The findings of previous research that examined relationships between popularity and alcohol use in adolescents have been mixed, and few hypotheses have proposed mechanisms for this relationship. The current study expands on previous literature (a) by examining a possible mechanism that can explain the relation between popularity and alcohol use (home access to alcohol) and (b) by using another sociometric measure ("betweenness"), beyond popularity, that may relate more to home alcohol access.

Method
Using network-level data from adolescents in 9th-11th grades in eight schools within two in-home waves of the National Longitudinal Study of Adolescent to Adult Health (Add Health), we examined two sociometric measures of social status: popularity (number of schoolmates who nominated participants as a friend) and betweenness (level of ties participants have to multiple social subgroups within a network).

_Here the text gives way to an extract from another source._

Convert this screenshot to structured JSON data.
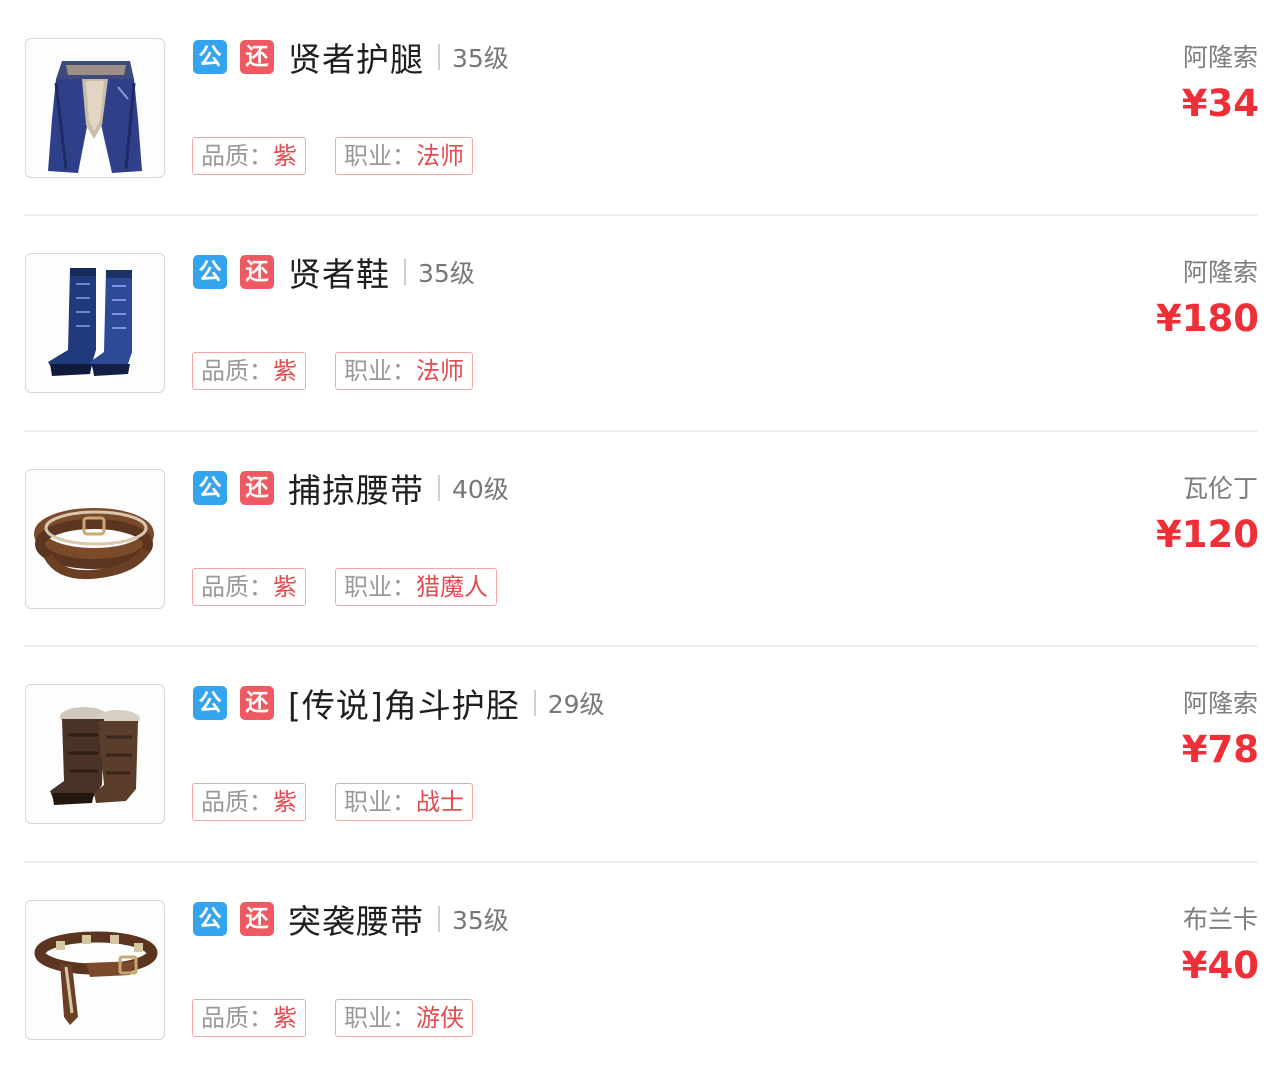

Results
Betweenness, but not popularity, related to later alcohol use. Having home access to alcohol positively related to later alcohol use, and having friends with home access to alcohol negatively related to later alcohol use. Alcohol access was also related to later sociometric status. Friends' alcohol access negatively related to later betweenness, and personal alcohol access moderated other pathways predicting betweenness.

Conclusions
Betweenness appears to play a unique role in the association between social status and alcohol use in adolescent social networks. This is potentially tied to specific ways in which adolescents may be able to access alcohol (through home or through friends with access at home). More research is necessary to examine the ways in which multiple sociometric statuses relate to the contexts in which adolescents access and use alcohol.




JOUR



Deutsch, Arielle R.
Steinley, Douglas
Sher, Kenneth J.
Slutske, Wendy S.



2017


Journal of Studies on Alcohol and Drugs

78

5

754-762


September 21, 2017




1938-4114 (Electronic) 1937-1888 (Linking)

10.15288/jsad.2017.78.754

PMC5675426


7163